This year, I fell into neither category. I’m a long way from college, and I just moved this winter and don’t plan to do it again anytime soon. I no longer subject Dad to being Macgyver on moving days; I spring for movers. I also labored on Labor Day, teaching yoga to a packed house of enthusiastic, sweaty, come-and-get-me-September yogis at Inner Strength Studio. I planned for a video shoot with Runner’s World magazine this weekend. I did a little writing.
Yet, the momentum around me got me thinking about labor and the best and worse advice I got about work while in college. Two key moments come to mind, both of which occurred while I was choosing my major. English.
And I’d choose the same way if I were to do it all over again. Despite getting advice like the following, from the father of a young girl I tutored regularly as a side job. I remember the scene in their impressive Virginia home well. The older son was on the verge of an exciting milestone: his bar mitzvah, and the living room in which I helped his younger sister with reading and writing was overrun by elaborate party favors. I wouldn’t see this many gift bags again until my time as a marketing executive at Boston magazine, while planning massive events like its annual Best of Boston party.
“You have to think about the things you want to have and figure out the job you can do to get those things.”
At this, he motioned around the beautiful home at the things his work had materialized. I didn’t argue. He made a valid point. It was a beautiful home, and they were a lovely family. They seemed happy. If you want a nice home, you have to work to get it. This much I knew, and it’s in my DNA to work hard anyway. But I disagreed with other aspects of his statement. The pursuit of things wasn’t going to inspire me to study subjects about which I didn’t care or in which I didn’t excel. And who’s to say that once I got these things, I’d be happy?
Thank you, sir. Have a wonderful time at the bar mitvah. Little Sally, nail that spelling test, girlfriend.
Needless to say, this was the worst advice I ever got. The best came from my friend, Doc, one year behind me in school but infinitely wiser in many ways. He became a bit of an urban legend in the English department at the University of Richmond. First, he was male, and they were hard to come by in our course of study. Second, his memory borders on photographic. For the first few weeks of September during the fall that we met, I thought he was a total slacker. He never took notes, while I busily detailed everything our professor said. He seemed a little aloof, sitting back in his chair and occasionally glancing out the window at the blossoming trees outside. Why was he even in this class, I thought, my body pitched forward so that I wouldn’t miss anything. Craning myself closer to the Shakespeare lecture would obviously implant the information into my brain more effectively.
When we ended up in a study group together, the other girls and I expressed skepticism before his arrival… until he showed up and schooled the sh** out of us by remembering pretty much every lecture, quotation, theme, historical context, cross-reference, and footnote we’d covered that semester. Thus, Doc became my new best friend—and the source of the best work advice I ever got in college.
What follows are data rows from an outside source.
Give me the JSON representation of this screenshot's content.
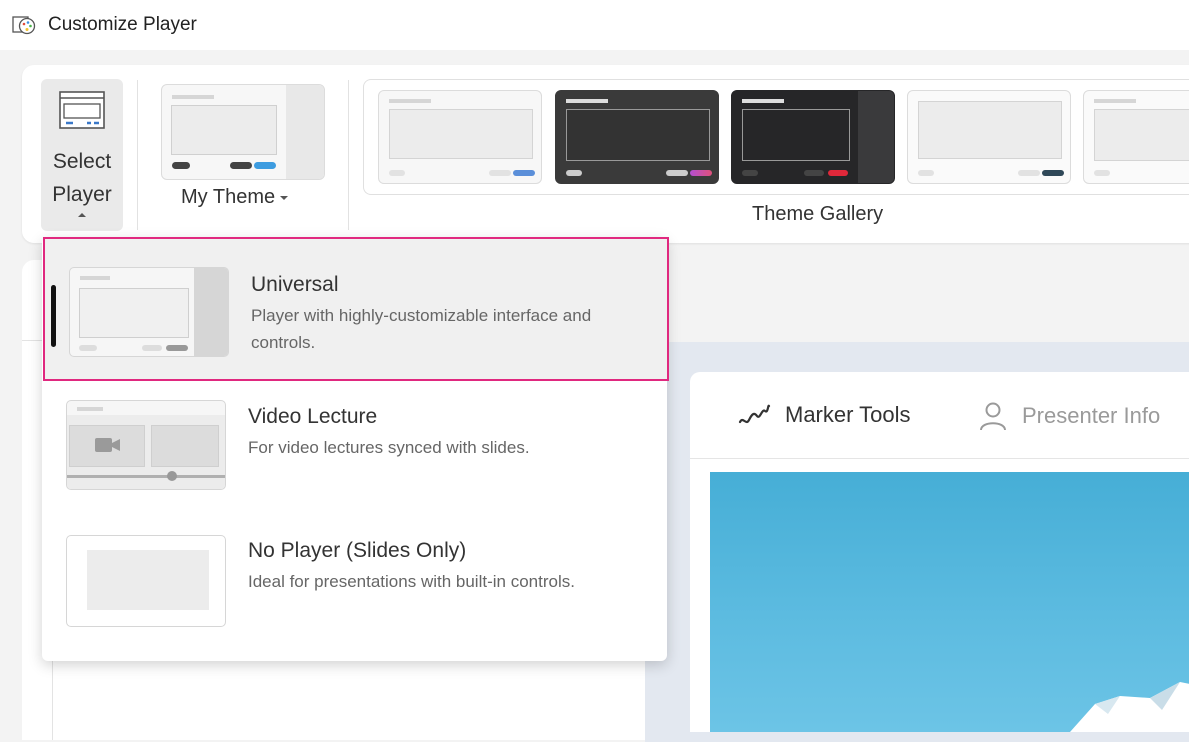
{
  "window": {
    "title": "Customize Player"
  },
  "ribbon": {
    "select_player_label": "Select Player",
    "my_theme_label": "My Theme",
    "theme_gallery_label": "Theme Gallery"
  },
  "player_menu": {
    "options": [
      {
        "title": "Universal",
        "description": "Player with highly-customizable interface and controls.",
        "selected": true
      },
      {
        "title": "Video Lecture",
        "description": "For video lectures synced with slides.",
        "selected": false
      },
      {
        "title": "No Player (Slides Only)",
        "description": "Ideal for presentations with built-in controls.",
        "selected": false
      }
    ]
  },
  "preview": {
    "tabs": [
      {
        "label": "Marker Tools",
        "icon": "marker-icon"
      },
      {
        "label": "Presenter Info",
        "icon": "person-icon"
      }
    ]
  },
  "colors": {
    "selection_outline": "#e0287f",
    "accent_blue": "#5b8fd9"
  }
}
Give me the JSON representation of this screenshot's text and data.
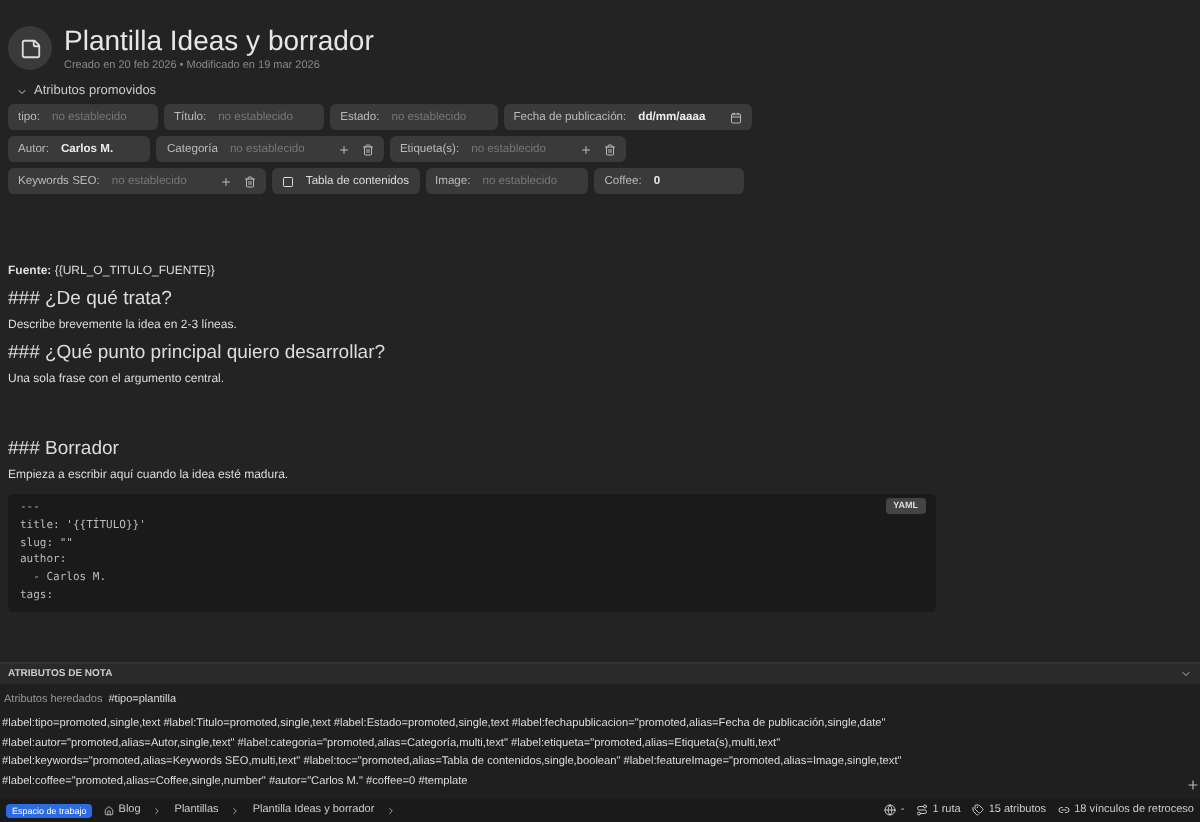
{
  "note": {
    "title": "Plantilla Ideas y borrador",
    "meta": "Creado en 20 feb 2026 • Modificado en 19 mar 2026"
  },
  "promoted": {
    "label": "Atributos promovidos",
    "expanded": true,
    "rows": [
      [
        {
          "kind": "text",
          "label": "tipo:",
          "placeholder": "no establecido"
        },
        {
          "kind": "text",
          "label": "Título:",
          "placeholder": "no establecido"
        },
        {
          "kind": "text",
          "label": "Estado:",
          "placeholder": "no establecido"
        },
        {
          "kind": "date",
          "label": "Fecha de publicación:",
          "value": "dd/mm/aaaa"
        }
      ],
      [
        {
          "kind": "text",
          "label": "Autor:",
          "value": "Carlos M."
        },
        {
          "kind": "multi",
          "label": "Categoría",
          "placeholder": "no establecido"
        },
        {
          "kind": "multi",
          "label": "Etiqueta(s):",
          "placeholder": "no establecido"
        }
      ],
      [
        {
          "kind": "multi",
          "label": "Keywords SEO:",
          "placeholder": "no establecido"
        },
        {
          "kind": "boolean",
          "label": "Tabla de contenidos",
          "checked": false
        },
        {
          "kind": "text",
          "label": "Image:",
          "placeholder": "no establecido"
        },
        {
          "kind": "number",
          "label": "Coffee:",
          "value": "0"
        }
      ]
    ]
  },
  "content": [
    {
      "kind": "para",
      "text": "**Fuente:** {{URL_O_TITULO_FUENTE}}"
    },
    {
      "kind": "heading",
      "text": "### ¿De qué trata?"
    },
    {
      "kind": "para",
      "text": "Describe brevemente la idea en 2-3 líneas."
    },
    {
      "kind": "heading",
      "text": "### ¿Qué punto principal quiero desarrollar?"
    },
    {
      "kind": "para",
      "text": "Una sola frase con el argumento central."
    },
    {
      "kind": "spacer"
    },
    {
      "kind": "heading",
      "text": "### Borrador"
    },
    {
      "kind": "para",
      "text": "Empieza a escribir aquí cuando la idea esté madura."
    }
  ],
  "code_block": {
    "language": "YAML",
    "lines": [
      "---",
      "title: '{{TÍTULO}}'",
      "slug: \"\"",
      "author:",
      "  - Carlos M.",
      "tags:"
    ]
  },
  "attributes_panel": {
    "title": "ATRIBUTOS DE NOTA",
    "inherited_label": "Atributos heredados",
    "inherited_value": "#tipo=plantilla",
    "lines": [
      "#label:tipo=promoted,single,text #label:Titulo=promoted,single,text #label:Estado=promoted,single,text #label:fechapublicacion=\"promoted,alias=Fecha de publicación,single,date\"",
      "#label:autor=\"promoted,alias=Autor,single,text\" #label:categoria=\"promoted,alias=Categoría,multi,text\" #label:etiqueta=\"promoted,alias=Etiqueta(s),multi,text\"",
      "#label:keywords=\"promoted,alias=Keywords SEO,multi,text\" #label:toc=\"promoted,alias=Tabla de contenidos,single,boolean\" #label:featureImage=\"promoted,alias=Image,single,text\"",
      "#label:coffee=\"promoted,alias=Coffee,single,number\" #autor=\"Carlos M.\" #coffee=0 #template"
    ]
  },
  "status_bar": {
    "workspace": "Espacio de trabajo",
    "breadcrumbs": [
      "Blog",
      "Plantillas",
      "Plantilla Ideas y borrador"
    ],
    "language": "-",
    "paths": "1 ruta",
    "attributes": "15 atributos",
    "backlinks": "18 vínculos de retroceso"
  }
}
“College is not job training. When you get a job, they’ll train you. College is for studying what you love, enjoy, and want to think critically about. It’s about learning and learning how to learn—so that you can learn to be an expert at what you choose to do.”
I’m paraphrasing of course. I don’t have Doc’s memory.
So, I chose English. I minored in Women’s Studies. I was a class shy of an Economics minor, and if there’d been a major in Eastern Philosophy and Religion at the time, I’d probably have that too. I loved these courses, and they led me to work in industries I enjoyed, including education, marketing, media, and, yes, yoga, until merging what I enjoyed most and was best at into my work today. The way my brain functions is no doubt influenced by how it learned to organize and convey information learned in college. However, the world changes drastically over a lifetime, and the best career investment one can make is the desire to work hard and tirelessly on a chosen path. The quickest way to burn out and become miserable is to work at something you don’t like for things that can’t make you happy.
I don’t have a lot of things, but I have all the things I need, which means that in a weird way both pieces of advice worked for me. Or, better yet, I worked for them.
What do you think? What’s the best or worst career advice you’ve ever gotten? What did you study in college, and how has it moved you through life?